(INFORMATION PROVIDED)
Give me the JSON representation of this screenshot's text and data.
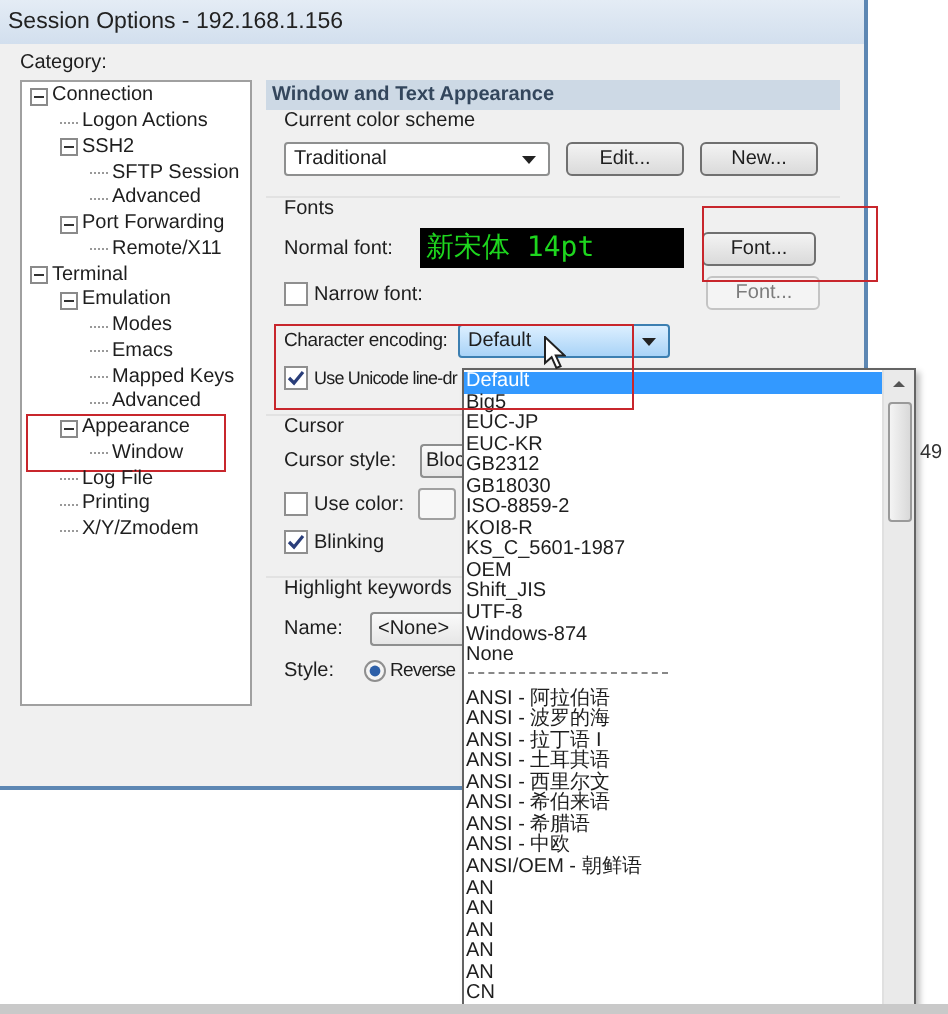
{
  "window": {
    "title": "Session Options - 192.168.1.156"
  },
  "category": {
    "label": "Category:",
    "tree": [
      {
        "label": "Connection",
        "expanded": true,
        "children": [
          {
            "label": "Logon Actions"
          },
          {
            "label": "SSH2",
            "expanded": true,
            "children": [
              {
                "label": "SFTP Session"
              },
              {
                "label": "Advanced"
              }
            ]
          },
          {
            "label": "Port Forwarding",
            "expanded": true,
            "children": [
              {
                "label": "Remote/X11"
              }
            ]
          }
        ]
      },
      {
        "label": "Terminal",
        "expanded": true,
        "children": [
          {
            "label": "Emulation",
            "expanded": true,
            "children": [
              {
                "label": "Modes"
              },
              {
                "label": "Emacs"
              },
              {
                "label": "Mapped Keys"
              },
              {
                "label": "Advanced"
              }
            ]
          },
          {
            "label": "Appearance",
            "expanded": true,
            "annotated": true,
            "children": [
              {
                "label": "Window"
              }
            ]
          },
          {
            "label": "Log File"
          },
          {
            "label": "Printing"
          },
          {
            "label": "X/Y/Zmodem"
          }
        ]
      }
    ]
  },
  "panel": {
    "title": "Window and Text Appearance",
    "color_scheme": {
      "label": "Current color scheme",
      "value": "Traditional",
      "buttons": [
        "Edit...",
        "New..."
      ]
    },
    "fonts": {
      "label": "Fonts",
      "normal_font_label": "Normal font:",
      "preview": "新宋体 14pt",
      "font_button": {
        "label": "Font...",
        "annotated": true
      },
      "narrow_font": {
        "label": "Narrow font:",
        "checked": false
      },
      "narrow_font_button": {
        "label": "Font...",
        "disabled": true
      },
      "encoding": {
        "label": "Character encoding:",
        "value": "Default",
        "annotated": true
      },
      "unicode_line_drawing": {
        "label": "Use Unicode line-dr",
        "checked": true
      }
    },
    "cursor": {
      "label": "Cursor",
      "style_label": "Cursor style:",
      "style_value": "Bloc",
      "use_color": {
        "label": "Use color:",
        "checked": false
      },
      "blinking": {
        "label": "Blinking",
        "checked": true
      }
    },
    "highlight": {
      "label": "Highlight keywords",
      "name_label": "Name:",
      "name_value": "<None>",
      "style_label": "Style:",
      "style_option": {
        "label": "Reverse",
        "selected": true
      }
    }
  },
  "encoding_list": [
    {
      "kind": "item",
      "label": "Default",
      "selected": true
    },
    {
      "kind": "item",
      "label": "Big5",
      "selected": false
    },
    {
      "kind": "item",
      "label": "EUC-JP",
      "selected": false
    },
    {
      "kind": "item",
      "label": "EUC-KR",
      "selected": false
    },
    {
      "kind": "item",
      "label": "GB2312",
      "selected": false
    },
    {
      "kind": "item",
      "label": "GB18030",
      "selected": false
    },
    {
      "kind": "item",
      "label": "ISO-8859-2",
      "selected": false
    },
    {
      "kind": "item",
      "label": "KOI8-R",
      "selected": false
    },
    {
      "kind": "item",
      "label": "KS_C_5601-1987",
      "selected": false
    },
    {
      "kind": "item",
      "label": "OEM",
      "selected": false
    },
    {
      "kind": "item",
      "label": "Shift_JIS",
      "selected": false
    },
    {
      "kind": "item",
      "label": "UTF-8",
      "selected": false
    },
    {
      "kind": "item",
      "label": "Windows-874",
      "selected": false
    },
    {
      "kind": "item",
      "label": "None",
      "selected": false
    },
    {
      "kind": "separator"
    },
    {
      "kind": "item",
      "label": "ANSI - 阿拉伯语",
      "selected": false
    },
    {
      "kind": "item",
      "label": "ANSI - 波罗的海",
      "selected": false
    },
    {
      "kind": "item",
      "label": "ANSI - 拉丁语 I",
      "selected": false
    },
    {
      "kind": "item",
      "label": "ANSI - 土耳其语",
      "selected": false
    },
    {
      "kind": "item",
      "label": "ANSI - 西里尔文",
      "selected": false
    },
    {
      "kind": "item",
      "label": "ANSI - 希伯来语",
      "selected": false
    },
    {
      "kind": "item",
      "label": "ANSI - 希腊语",
      "selected": false
    },
    {
      "kind": "item",
      "label": "ANSI - 中欧",
      "selected": false
    },
    {
      "kind": "item",
      "label": "ANSI/OEM - 朝鲜语",
      "selected": false
    },
    {
      "kind": "item",
      "label": "AN",
      "selected": false
    },
    {
      "kind": "item",
      "label": "AN",
      "selected": false
    },
    {
      "kind": "item",
      "label": "AN",
      "selected": false
    },
    {
      "kind": "item",
      "label": "AN",
      "selected": false
    },
    {
      "kind": "item",
      "label": "AN",
      "selected": false
    },
    {
      "kind": "item",
      "label": "CN",
      "selected": false
    }
  ],
  "background_text": "49"
}
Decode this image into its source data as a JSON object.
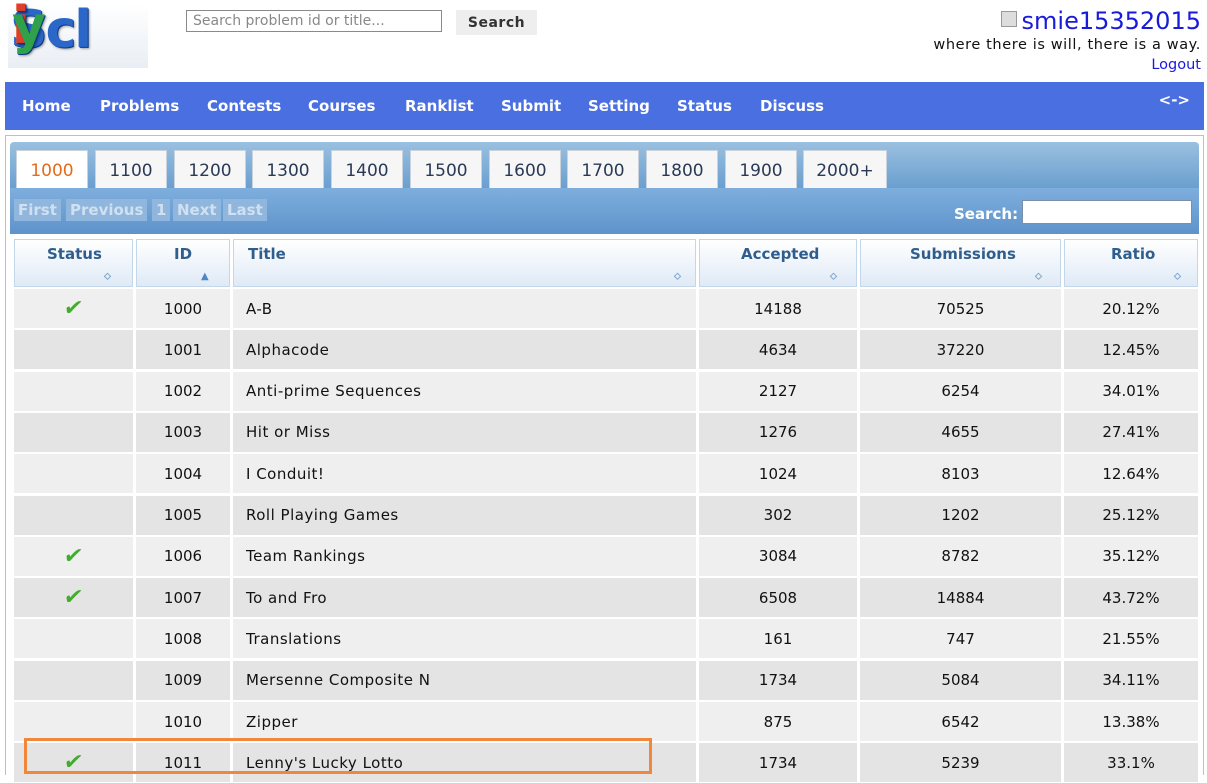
{
  "header": {
    "logo_text": "Sicily",
    "search": {
      "placeholder": "Search problem id or title...",
      "value": "",
      "button_label": "Search"
    },
    "user": {
      "name": "smie15352015",
      "motto": "where there is will,  there is a way.",
      "logout_label": "Logout"
    }
  },
  "navbar": {
    "items": [
      "Home",
      "Problems",
      "Contests",
      "Courses",
      "Ranklist",
      "Submit",
      "Setting",
      "Status",
      "Discuss"
    ],
    "toggle_label": "<->"
  },
  "volume_tabs": {
    "items": [
      "1000",
      "1100",
      "1200",
      "1300",
      "1400",
      "1500",
      "1600",
      "1700",
      "1800",
      "1900",
      "2000+"
    ],
    "active": "1000"
  },
  "pager": {
    "first": "First",
    "previous": "Previous",
    "page": "1",
    "next": "Next",
    "last": "Last",
    "search_label": "Search:",
    "search_value": ""
  },
  "table": {
    "columns": [
      "Status",
      "ID",
      "Title",
      "Accepted",
      "Submissions",
      "Ratio"
    ],
    "sort_column": "ID",
    "rows": [
      {
        "solved": true,
        "status": "✔",
        "id": "1000",
        "title": "A-B",
        "accepted": "14188",
        "submissions": "70525",
        "ratio": "20.12%"
      },
      {
        "solved": false,
        "status": "",
        "id": "1001",
        "title": "Alphacode",
        "accepted": "4634",
        "submissions": "37220",
        "ratio": "12.45%"
      },
      {
        "solved": false,
        "status": "",
        "id": "1002",
        "title": "Anti-prime Sequences",
        "accepted": "2127",
        "submissions": "6254",
        "ratio": "34.01%"
      },
      {
        "solved": false,
        "status": "",
        "id": "1003",
        "title": "Hit or Miss",
        "accepted": "1276",
        "submissions": "4655",
        "ratio": "27.41%"
      },
      {
        "solved": false,
        "status": "",
        "id": "1004",
        "title": "I Conduit!",
        "accepted": "1024",
        "submissions": "8103",
        "ratio": "12.64%"
      },
      {
        "solved": false,
        "status": "",
        "id": "1005",
        "title": "Roll Playing Games",
        "accepted": "302",
        "submissions": "1202",
        "ratio": "25.12%"
      },
      {
        "solved": true,
        "status": "✔",
        "id": "1006",
        "title": "Team Rankings",
        "accepted": "3084",
        "submissions": "8782",
        "ratio": "35.12%"
      },
      {
        "solved": true,
        "status": "✔",
        "id": "1007",
        "title": "To and Fro",
        "accepted": "6508",
        "submissions": "14884",
        "ratio": "43.72%"
      },
      {
        "solved": false,
        "status": "",
        "id": "1008",
        "title": "Translations",
        "accepted": "161",
        "submissions": "747",
        "ratio": "21.55%"
      },
      {
        "solved": false,
        "status": "",
        "id": "1009",
        "title": "Mersenne Composite N",
        "accepted": "1734",
        "submissions": "5084",
        "ratio": "34.11%"
      },
      {
        "solved": false,
        "status": "",
        "id": "1010",
        "title": "Zipper",
        "accepted": "875",
        "submissions": "6542",
        "ratio": "13.38%"
      },
      {
        "solved": true,
        "status": "✔",
        "id": "1011",
        "title": "Lenny's Lucky Lotto",
        "accepted": "1734",
        "submissions": "5239",
        "ratio": "33.1%"
      }
    ],
    "highlighted_row": "1011"
  },
  "colors": {
    "navbar": "#4a6fe0",
    "active_tab_text": "#e46b1b",
    "check": "#3fae2a",
    "highlight": "#f0873a",
    "link": "#1a1adb"
  }
}
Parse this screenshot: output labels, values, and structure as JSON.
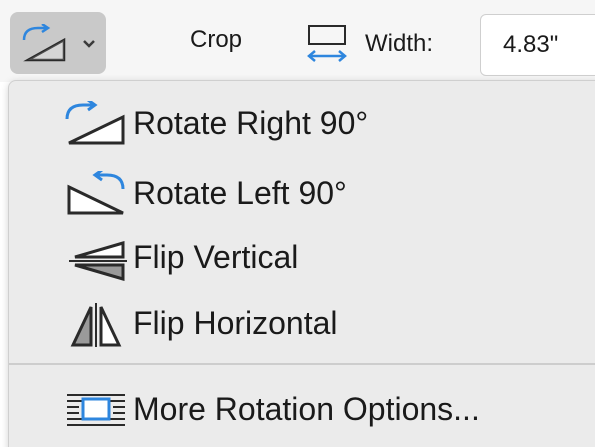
{
  "toolbar": {
    "rotate_icon": "rotate-right-icon",
    "chevron_icon": "chevron-down-icon",
    "crop_label": "Crop",
    "width_icon": "width-icon",
    "width_label": "Width:",
    "width_value": "4.83\""
  },
  "menu": {
    "items": [
      {
        "label": "Rotate Right 90°",
        "icon": "rotate-right-icon"
      },
      {
        "label": "Rotate Left 90°",
        "icon": "rotate-left-icon"
      },
      {
        "label": "Flip Vertical",
        "icon": "flip-vertical-icon"
      },
      {
        "label": "Flip Horizontal",
        "icon": "flip-horizontal-icon"
      },
      {
        "label": "More Rotation Options...",
        "icon": "rotation-options-icon"
      }
    ]
  },
  "colors": {
    "accent": "#2e86de",
    "toolbar_bg": "#f6f6f6",
    "menu_bg": "#ebebeb",
    "button_active": "#c9c9c9"
  }
}
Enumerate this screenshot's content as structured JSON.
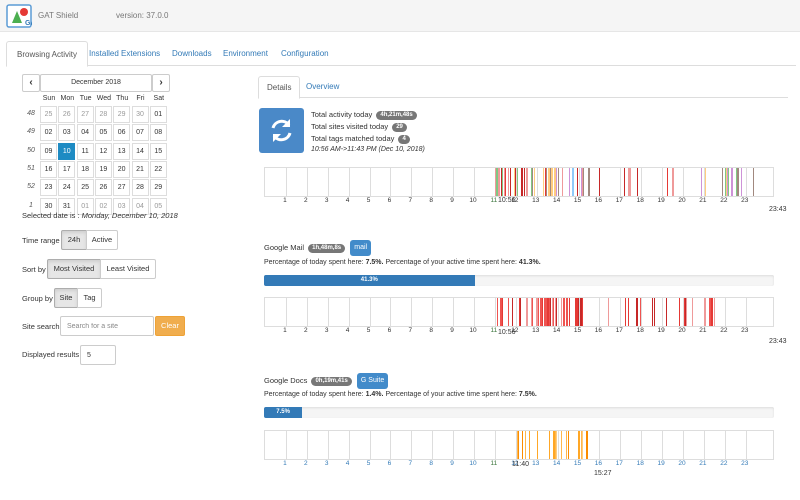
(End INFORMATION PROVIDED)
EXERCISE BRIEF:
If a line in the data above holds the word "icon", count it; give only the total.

EXPECTED OUTPUT:
8